Thursday, December 04, 2008

Reality Check

I'm not completely naive. I've looked at my students for ten years now and wondered which ones would end up in gangs, pregnant, in jail, etc. I have some clue about the realities of their lives. My first group of fourth graders are 19 now. I think of them as sophomores in college, although that's probably true for only a small percentage of them.

In the past month or so I have learned of the pregnancies of two of my former students. One is a sophomore in high school, the other is a senior. Neither is a shock, but it is still painful. The senior was the one I learned about today. When she was in third grade her mother was pregnant and diagnosed with cancer. Due to the pregnancy there was little they could do. After the baby was born the cancer was so far along there was little hope. She died that year. The father was accused of sexual abuse and the kids were placed in foster care (actually with a staff member at our school who is phenomenal). Near the end of fourth grade, I think, they were placed on a permanent basis with an aunt one county south of us. I was deeply sad to see her leave our school, but thrilled she had found a more stable home.

When my colleague came in today and shared the news I asked her if there was any way to get a letter to this girl. She said that if I could get it to her by 1 today she could pass it on to the girl's aunt. While my first graders did their math centers I sat down to write.
Dear S.,
D. just stopped by my room with a beautiful picture of you in fourth grade. I have, sadly, forgotten the names of many students from the past ten years of teaching but your name has not been lost to me. Your beautiful smile in that picture brought back so many wonderful memories.
She says you are 17 now. I'm sure D. would never lie to me, but it is really hard for me to believe. She also told me about the baby.

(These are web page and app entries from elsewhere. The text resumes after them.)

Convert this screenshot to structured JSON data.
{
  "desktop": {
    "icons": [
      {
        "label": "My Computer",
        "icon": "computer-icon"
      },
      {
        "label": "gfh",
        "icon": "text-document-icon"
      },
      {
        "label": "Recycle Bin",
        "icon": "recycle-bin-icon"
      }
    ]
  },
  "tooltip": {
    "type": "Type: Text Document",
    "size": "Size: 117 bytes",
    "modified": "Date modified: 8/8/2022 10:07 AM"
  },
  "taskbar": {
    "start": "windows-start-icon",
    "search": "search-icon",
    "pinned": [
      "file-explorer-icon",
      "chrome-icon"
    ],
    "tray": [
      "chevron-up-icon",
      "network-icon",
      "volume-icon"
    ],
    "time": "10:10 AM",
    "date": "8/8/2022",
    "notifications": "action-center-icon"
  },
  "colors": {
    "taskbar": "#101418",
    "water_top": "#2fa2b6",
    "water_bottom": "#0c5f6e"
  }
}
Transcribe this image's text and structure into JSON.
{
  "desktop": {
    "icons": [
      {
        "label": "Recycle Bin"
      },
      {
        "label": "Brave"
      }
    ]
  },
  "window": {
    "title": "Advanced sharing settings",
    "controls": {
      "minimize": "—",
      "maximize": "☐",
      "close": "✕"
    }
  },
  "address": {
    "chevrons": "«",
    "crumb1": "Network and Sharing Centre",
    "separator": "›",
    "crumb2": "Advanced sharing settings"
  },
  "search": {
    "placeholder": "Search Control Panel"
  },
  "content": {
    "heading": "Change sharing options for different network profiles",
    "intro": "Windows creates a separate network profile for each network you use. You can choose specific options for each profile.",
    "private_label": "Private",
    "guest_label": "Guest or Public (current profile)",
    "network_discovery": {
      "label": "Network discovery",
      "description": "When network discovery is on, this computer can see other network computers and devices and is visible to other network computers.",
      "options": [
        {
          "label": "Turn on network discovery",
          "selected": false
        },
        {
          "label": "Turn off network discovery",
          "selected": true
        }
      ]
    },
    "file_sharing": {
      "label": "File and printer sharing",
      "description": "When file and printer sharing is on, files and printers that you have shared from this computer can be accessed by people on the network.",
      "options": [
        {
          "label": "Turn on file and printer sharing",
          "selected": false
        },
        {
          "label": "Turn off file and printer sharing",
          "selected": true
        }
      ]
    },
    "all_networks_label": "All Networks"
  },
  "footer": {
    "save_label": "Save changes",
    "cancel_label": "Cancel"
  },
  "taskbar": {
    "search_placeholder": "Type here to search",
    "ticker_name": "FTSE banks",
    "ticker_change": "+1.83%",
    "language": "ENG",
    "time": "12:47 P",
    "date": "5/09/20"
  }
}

I have two daughters now; they are 5 and almost 2. I love them more than I can believe possible. I wish you and your little one the very best of luck. You both deserve the most wonderful things this world has to offer.
If there is ever anything I can do to help you, please let me know.
I included my phone numbers and email address. I don't expect to hear from her, but at least it felt like some sort of action on my part.

I'm left wondering what I could and should have done differently for this child. I don't hold myself responsible by any means. I think I am simply looking for some way to control the situation, some way to keep it from happening again. There is little in life that is as depressing as looking at first graders and wondering which ones will become parents long before they are ready.

1 comment:

Ian H. said...

Interesting perspective - I see them at the other end of the spectrum, as pregnant, or stoned, or binge-drinking, and I have a tough time imagining the sweet youngsters they must have been in lower grades...